Yes, I’ve been vocal about unequal pay and leaning in at work. I’ve had my fair share of sexist jokes and patriarchal injustice. But just like feminist Catherine I haven’t seen nothing yet. Most of the women who are experiencing terrible suffering or making total sacrifices are too busy to call anyone the C-word on Facebook. Yes, we women in the Western world have our own reality, and our own battles with not having equal pay, very poor chid care support from the government and still poor representation in the CxO levels in companies. These are all real problems and things that we have to be vocal about. Could we somehow be that young man at the staging post and be more empathetic to those who are different from us though? Both women and men?
This whole experience made me realise that we have to cast our net wider when we are thinking of feminism. It isn’t just us here in Australia, UK, US, etc who need feminism. All women and men from poor to developing countries do too. Maybe if we spent less time being divisive, the fight won’t be such an uphill battle. This lady made perfect sense when she said the feminist far left is making more enemies than allies. Was that the goal? To fight and make more enemies? To create a wider rift between not only men and women, but other women who don’t comply? What are we really doing here? Are we just trying to make a cheap point – all the time? Or do we really want changes to take effect?
The language that I see and hear with Western feminism is angry and weary (fight like a girl, cunts, queens) – it makes me feel excluded and attacked. It smells of privilege or the demand of it. I realised that the feminism I ascribed to always said: Look at me! Look at me! For example my post about going back from maternity leave is all about me not getting my perceived privileges as a valued employee of a company. For me the law said that I get my role back, but with that I also demanded the respect that I had before I left and expected everyone to remember how good an employee I was. I’m starting to think that maybe, just maybe we have to start introspecting and figure out what kind of feminism we really want to pass to our daughters and sons.
Of course my Utopia is that my grandchildren (too soon for my children now) to not have to think about feminism, gender or inequality anymore. It would either be a future where its a perfect meritocracy or a future so bleak that gender inequality is the lowest in everyone’s priority – Maszlo’s hierachy still withstanding.
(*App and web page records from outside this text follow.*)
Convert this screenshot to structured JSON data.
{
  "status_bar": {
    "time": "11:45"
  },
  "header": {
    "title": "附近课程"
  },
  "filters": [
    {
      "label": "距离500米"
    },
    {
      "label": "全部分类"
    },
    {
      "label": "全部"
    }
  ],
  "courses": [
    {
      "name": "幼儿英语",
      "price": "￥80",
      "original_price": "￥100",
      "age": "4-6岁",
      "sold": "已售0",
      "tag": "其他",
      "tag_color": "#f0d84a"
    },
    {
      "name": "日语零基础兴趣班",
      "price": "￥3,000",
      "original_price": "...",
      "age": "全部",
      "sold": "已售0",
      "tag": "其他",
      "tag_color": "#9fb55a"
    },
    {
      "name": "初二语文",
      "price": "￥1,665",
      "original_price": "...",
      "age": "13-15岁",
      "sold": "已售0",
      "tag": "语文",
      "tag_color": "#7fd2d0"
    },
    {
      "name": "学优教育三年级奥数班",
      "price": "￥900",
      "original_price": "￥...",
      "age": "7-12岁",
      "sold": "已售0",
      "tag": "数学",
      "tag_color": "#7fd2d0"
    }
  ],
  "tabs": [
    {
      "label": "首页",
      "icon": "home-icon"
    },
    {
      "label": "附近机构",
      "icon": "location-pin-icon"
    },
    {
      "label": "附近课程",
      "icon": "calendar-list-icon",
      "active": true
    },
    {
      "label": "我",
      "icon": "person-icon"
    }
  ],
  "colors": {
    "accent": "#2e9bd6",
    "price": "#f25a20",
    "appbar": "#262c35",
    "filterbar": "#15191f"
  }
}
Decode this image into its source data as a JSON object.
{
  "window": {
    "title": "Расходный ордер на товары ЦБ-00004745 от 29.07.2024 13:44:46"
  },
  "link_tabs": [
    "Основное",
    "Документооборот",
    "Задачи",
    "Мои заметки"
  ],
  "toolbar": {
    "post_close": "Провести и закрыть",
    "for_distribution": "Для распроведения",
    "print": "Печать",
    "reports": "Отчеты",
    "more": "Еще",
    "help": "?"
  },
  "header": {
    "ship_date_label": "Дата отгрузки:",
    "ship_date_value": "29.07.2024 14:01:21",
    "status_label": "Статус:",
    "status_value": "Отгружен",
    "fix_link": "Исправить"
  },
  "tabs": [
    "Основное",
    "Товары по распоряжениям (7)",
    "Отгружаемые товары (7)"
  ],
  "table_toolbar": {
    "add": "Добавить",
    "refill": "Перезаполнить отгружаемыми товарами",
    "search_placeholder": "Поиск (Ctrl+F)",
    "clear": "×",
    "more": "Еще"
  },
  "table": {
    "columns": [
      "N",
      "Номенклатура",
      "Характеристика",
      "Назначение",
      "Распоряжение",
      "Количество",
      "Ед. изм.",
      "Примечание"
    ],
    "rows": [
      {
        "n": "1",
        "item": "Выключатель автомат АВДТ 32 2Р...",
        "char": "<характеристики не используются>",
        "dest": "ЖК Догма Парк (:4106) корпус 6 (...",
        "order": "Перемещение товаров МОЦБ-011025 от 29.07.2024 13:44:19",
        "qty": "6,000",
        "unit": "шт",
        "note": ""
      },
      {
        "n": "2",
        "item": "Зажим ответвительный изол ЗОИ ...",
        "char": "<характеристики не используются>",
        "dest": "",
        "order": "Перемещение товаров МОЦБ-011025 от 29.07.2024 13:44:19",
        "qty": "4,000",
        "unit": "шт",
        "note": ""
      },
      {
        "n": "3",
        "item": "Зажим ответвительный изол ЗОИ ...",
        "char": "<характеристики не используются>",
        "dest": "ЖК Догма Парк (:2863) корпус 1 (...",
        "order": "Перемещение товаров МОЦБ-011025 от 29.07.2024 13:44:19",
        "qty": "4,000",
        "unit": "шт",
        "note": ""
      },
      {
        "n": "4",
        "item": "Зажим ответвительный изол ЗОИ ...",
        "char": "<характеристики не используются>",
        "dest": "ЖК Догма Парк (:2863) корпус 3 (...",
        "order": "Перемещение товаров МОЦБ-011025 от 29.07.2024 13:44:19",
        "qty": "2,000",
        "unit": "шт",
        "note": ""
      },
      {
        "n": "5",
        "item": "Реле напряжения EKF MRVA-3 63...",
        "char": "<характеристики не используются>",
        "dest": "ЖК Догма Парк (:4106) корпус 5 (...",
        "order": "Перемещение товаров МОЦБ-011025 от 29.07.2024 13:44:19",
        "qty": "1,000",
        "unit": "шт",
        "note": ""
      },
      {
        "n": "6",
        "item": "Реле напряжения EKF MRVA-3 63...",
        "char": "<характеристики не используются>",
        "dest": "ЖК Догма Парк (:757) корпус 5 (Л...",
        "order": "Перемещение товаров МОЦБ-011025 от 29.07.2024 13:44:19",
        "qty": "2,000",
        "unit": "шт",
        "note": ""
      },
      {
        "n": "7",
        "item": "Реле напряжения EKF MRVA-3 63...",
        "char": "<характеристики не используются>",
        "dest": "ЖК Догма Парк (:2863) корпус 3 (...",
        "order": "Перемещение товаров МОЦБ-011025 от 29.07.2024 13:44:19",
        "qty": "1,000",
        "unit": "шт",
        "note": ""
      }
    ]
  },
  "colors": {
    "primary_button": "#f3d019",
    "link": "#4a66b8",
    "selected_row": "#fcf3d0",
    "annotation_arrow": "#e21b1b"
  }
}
If we go with a more positive outlook, I imagine that being a boy or girl should not matter anymore in terms of getting education, choices in life and love, government subsidies, privileges and leadership. I imagine that as humans most of our energies and intellect would be spent on intergalactic travel, forging relationships with our alien friends, starting new colonies with Musk’s juniors… we as humans would eventually realise that it is better for all of us to be equally collaborative. That there’s strength in numbers via empathy and equality. I like that young man in the Staging Post movie because he knows that for him to be happy he needs to know that his mother and sisters are going to be ok. He does everything to have a voice in spite of his status or lack thereof, not because he’s fighting the regime or culture in Afghanistan, but because he would like to educate and open their eyes more to women’s plight.
So that would be my kind of feminism now. The one that opens eyes. The one that educates. That listens and gives time to those who don’t understand feminism. The one who’s goal is to unify via empathy. The one that proudly says: Yes, Feminist Catherine I am a touchy person.